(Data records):
= = =
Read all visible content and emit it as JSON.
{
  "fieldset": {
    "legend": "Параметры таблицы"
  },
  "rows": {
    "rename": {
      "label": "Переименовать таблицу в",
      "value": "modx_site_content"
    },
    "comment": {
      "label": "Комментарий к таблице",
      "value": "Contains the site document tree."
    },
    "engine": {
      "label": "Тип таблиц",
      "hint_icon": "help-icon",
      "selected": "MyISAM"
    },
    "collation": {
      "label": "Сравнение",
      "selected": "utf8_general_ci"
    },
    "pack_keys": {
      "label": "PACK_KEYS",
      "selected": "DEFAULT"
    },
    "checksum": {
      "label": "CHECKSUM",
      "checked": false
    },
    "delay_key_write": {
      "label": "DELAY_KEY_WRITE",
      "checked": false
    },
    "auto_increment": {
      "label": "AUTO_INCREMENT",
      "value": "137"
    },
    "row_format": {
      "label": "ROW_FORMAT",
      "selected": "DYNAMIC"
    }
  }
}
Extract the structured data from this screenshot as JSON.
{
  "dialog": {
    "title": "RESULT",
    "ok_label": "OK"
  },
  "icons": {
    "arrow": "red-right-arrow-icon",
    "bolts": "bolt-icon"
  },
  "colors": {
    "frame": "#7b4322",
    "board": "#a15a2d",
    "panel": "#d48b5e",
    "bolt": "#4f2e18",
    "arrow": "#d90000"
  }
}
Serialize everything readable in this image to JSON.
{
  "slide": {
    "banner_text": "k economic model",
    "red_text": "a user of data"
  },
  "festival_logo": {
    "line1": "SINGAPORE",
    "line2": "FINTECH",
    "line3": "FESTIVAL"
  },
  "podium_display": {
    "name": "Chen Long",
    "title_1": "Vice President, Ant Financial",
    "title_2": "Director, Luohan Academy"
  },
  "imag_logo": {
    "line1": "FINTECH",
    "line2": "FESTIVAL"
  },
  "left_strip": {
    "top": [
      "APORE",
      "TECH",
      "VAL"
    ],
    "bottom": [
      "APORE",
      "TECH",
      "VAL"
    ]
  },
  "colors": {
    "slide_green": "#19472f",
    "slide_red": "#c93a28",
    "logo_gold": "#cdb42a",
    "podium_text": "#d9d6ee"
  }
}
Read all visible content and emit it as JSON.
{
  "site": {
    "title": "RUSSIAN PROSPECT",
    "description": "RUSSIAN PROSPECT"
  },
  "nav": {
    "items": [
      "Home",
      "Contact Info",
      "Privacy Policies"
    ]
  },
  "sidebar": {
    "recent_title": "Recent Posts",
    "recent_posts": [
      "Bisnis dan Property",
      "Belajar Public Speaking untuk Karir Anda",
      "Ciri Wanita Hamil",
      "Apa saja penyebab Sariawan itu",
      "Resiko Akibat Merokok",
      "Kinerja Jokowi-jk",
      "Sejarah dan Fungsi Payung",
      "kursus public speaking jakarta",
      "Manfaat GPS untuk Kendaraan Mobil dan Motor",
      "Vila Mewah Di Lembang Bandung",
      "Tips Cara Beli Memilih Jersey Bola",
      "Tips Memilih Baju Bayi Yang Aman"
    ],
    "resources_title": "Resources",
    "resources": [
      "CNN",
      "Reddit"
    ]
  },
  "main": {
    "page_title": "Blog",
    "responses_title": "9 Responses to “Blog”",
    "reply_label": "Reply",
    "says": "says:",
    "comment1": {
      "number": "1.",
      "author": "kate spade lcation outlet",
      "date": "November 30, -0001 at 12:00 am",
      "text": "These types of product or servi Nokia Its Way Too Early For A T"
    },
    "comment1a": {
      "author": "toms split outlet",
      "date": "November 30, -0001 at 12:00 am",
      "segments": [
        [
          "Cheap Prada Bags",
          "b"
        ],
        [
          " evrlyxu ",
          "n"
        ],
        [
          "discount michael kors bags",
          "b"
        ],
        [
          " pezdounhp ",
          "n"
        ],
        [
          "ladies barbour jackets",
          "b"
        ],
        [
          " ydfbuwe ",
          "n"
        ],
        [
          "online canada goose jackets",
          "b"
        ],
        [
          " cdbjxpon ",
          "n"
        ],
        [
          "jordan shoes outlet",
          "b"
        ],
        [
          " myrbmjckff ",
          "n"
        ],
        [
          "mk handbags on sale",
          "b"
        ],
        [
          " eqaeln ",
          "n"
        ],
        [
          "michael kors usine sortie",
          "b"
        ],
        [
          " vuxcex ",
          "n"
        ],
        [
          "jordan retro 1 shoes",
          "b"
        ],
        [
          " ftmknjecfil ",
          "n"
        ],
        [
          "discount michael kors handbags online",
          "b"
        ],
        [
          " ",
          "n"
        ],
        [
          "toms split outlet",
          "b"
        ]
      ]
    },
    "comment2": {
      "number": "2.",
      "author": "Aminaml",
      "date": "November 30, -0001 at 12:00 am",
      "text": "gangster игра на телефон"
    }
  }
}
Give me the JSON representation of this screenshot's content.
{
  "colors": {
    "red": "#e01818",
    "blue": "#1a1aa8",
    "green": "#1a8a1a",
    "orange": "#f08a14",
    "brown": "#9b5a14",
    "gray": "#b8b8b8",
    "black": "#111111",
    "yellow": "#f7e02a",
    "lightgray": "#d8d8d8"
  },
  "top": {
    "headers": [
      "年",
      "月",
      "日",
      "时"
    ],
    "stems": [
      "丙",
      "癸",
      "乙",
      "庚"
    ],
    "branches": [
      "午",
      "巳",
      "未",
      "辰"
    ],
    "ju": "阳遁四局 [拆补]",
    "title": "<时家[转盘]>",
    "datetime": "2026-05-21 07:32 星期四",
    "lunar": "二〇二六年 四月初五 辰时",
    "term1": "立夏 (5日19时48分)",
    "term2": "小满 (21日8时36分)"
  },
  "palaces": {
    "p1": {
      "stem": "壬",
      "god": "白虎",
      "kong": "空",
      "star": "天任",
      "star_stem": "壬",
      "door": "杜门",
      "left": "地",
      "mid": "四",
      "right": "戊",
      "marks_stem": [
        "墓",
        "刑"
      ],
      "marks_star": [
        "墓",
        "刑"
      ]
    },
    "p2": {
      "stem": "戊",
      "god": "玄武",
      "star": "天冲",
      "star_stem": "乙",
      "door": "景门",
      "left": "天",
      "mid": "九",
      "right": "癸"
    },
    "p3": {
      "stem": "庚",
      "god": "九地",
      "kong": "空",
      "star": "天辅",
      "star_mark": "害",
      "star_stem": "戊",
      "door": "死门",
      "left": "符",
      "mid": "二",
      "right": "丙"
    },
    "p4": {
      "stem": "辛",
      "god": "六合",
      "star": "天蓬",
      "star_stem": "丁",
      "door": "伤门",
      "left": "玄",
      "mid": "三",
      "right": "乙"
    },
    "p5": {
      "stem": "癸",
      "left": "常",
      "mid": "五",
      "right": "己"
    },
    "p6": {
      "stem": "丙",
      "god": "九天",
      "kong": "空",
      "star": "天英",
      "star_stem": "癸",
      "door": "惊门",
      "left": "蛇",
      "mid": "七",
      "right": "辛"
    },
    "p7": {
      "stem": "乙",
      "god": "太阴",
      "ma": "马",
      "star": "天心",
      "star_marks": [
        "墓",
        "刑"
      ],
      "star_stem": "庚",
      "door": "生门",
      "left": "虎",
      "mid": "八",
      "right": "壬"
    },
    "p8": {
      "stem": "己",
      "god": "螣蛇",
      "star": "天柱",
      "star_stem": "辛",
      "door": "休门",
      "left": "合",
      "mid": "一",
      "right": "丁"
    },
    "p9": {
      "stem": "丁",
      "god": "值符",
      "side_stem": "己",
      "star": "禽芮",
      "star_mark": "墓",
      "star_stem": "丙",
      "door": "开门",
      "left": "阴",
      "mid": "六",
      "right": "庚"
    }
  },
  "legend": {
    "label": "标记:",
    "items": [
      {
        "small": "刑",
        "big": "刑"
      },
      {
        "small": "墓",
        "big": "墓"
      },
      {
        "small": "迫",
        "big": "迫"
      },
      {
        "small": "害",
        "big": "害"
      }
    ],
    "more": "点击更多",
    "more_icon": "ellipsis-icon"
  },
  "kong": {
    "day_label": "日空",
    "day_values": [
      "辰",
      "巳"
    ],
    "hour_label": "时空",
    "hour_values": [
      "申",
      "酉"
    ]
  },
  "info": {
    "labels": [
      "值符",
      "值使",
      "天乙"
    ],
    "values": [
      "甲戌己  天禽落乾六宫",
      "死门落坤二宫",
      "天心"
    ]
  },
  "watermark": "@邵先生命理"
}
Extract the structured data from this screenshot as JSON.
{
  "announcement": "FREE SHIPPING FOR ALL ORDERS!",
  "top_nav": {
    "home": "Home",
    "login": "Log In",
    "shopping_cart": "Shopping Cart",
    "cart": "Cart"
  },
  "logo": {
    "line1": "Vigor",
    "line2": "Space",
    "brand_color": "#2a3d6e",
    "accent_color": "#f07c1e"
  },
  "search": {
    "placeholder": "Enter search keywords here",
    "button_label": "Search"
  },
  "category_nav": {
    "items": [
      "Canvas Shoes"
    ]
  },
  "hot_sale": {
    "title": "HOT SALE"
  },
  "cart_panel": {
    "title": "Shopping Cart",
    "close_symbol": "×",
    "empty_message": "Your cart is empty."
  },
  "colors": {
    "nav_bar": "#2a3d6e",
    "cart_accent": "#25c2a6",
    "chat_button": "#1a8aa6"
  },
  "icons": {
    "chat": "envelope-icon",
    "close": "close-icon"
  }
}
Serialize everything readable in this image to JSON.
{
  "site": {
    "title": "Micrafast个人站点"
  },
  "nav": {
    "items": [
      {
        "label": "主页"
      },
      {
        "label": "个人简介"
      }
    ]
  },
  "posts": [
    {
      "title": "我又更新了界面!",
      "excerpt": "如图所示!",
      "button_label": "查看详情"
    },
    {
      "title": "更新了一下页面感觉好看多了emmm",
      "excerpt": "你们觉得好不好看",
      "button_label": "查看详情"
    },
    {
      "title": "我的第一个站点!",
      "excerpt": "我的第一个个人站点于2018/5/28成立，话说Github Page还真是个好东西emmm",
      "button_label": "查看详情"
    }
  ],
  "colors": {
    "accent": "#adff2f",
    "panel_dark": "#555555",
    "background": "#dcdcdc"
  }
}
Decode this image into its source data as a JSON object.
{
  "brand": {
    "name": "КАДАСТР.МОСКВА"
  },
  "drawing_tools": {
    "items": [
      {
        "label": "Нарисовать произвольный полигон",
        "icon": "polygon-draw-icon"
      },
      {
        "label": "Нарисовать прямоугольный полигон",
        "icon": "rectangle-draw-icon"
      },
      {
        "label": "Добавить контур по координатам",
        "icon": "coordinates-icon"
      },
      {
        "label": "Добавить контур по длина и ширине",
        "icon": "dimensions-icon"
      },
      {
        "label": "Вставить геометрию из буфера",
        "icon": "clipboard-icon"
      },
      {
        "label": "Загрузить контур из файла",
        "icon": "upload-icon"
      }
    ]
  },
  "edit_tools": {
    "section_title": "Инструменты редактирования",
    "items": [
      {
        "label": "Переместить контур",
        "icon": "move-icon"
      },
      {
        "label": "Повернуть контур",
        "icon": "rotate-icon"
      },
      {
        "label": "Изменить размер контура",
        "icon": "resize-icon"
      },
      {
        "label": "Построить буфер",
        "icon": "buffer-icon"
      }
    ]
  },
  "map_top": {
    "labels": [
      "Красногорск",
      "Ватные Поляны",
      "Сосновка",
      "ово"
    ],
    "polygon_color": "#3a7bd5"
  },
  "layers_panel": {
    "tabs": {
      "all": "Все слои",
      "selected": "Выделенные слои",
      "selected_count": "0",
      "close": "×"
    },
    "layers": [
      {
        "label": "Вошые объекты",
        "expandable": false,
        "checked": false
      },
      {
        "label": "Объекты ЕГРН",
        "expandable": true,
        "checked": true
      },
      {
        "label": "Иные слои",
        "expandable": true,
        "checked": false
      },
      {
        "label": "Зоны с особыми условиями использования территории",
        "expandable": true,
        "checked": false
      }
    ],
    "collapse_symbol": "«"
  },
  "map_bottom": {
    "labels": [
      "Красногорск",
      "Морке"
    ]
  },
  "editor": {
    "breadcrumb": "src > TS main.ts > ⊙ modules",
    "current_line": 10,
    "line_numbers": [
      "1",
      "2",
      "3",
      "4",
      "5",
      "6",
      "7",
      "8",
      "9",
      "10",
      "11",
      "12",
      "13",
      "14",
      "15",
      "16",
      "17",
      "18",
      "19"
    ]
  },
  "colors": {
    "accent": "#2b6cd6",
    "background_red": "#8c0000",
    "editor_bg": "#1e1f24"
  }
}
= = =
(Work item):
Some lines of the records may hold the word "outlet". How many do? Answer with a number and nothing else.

(Result below):
4